### WHAT TO PRODUCE
Copy out every line of the data that has the word "title" somewhere in it.

** INFORMATION PROVIDED follows **

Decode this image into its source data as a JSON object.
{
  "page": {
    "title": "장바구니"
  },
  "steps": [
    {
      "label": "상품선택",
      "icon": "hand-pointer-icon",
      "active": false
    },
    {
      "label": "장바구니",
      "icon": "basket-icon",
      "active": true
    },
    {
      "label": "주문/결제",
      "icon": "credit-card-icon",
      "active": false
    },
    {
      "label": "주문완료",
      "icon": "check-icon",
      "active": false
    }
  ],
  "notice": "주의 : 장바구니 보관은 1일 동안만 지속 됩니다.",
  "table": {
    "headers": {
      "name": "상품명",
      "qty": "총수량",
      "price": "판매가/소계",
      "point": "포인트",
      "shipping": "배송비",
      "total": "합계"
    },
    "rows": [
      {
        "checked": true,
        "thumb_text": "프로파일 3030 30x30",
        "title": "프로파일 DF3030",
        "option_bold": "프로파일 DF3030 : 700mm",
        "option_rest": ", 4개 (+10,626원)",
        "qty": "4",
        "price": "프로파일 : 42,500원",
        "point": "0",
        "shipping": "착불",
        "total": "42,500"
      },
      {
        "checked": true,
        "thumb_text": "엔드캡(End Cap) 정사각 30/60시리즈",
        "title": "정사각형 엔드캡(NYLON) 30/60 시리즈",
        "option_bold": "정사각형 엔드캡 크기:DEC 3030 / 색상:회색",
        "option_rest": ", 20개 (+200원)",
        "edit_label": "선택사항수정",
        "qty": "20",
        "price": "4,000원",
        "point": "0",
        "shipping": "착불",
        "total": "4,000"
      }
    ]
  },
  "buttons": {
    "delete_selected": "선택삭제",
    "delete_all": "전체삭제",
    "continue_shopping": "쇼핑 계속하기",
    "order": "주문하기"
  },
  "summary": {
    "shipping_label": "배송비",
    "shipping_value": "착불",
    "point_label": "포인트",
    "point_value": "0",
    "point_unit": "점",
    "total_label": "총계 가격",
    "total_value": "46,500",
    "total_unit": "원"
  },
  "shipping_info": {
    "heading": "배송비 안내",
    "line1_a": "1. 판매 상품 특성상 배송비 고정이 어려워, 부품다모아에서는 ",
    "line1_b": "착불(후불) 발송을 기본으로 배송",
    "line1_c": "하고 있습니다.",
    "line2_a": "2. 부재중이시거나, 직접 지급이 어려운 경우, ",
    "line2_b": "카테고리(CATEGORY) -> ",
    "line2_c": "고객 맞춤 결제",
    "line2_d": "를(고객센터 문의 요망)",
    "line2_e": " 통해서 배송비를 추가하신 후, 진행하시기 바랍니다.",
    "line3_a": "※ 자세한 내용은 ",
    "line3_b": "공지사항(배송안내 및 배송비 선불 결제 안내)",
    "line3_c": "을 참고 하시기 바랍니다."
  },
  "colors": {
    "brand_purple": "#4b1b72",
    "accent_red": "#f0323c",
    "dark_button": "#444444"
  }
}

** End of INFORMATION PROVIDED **

### WRITTEN RESPONSE
    "title": "장바구니"
        "title": "프로파일 DF3030",
        "title": "정사각형 엔드캡(NYLON) 30/60 시리즈",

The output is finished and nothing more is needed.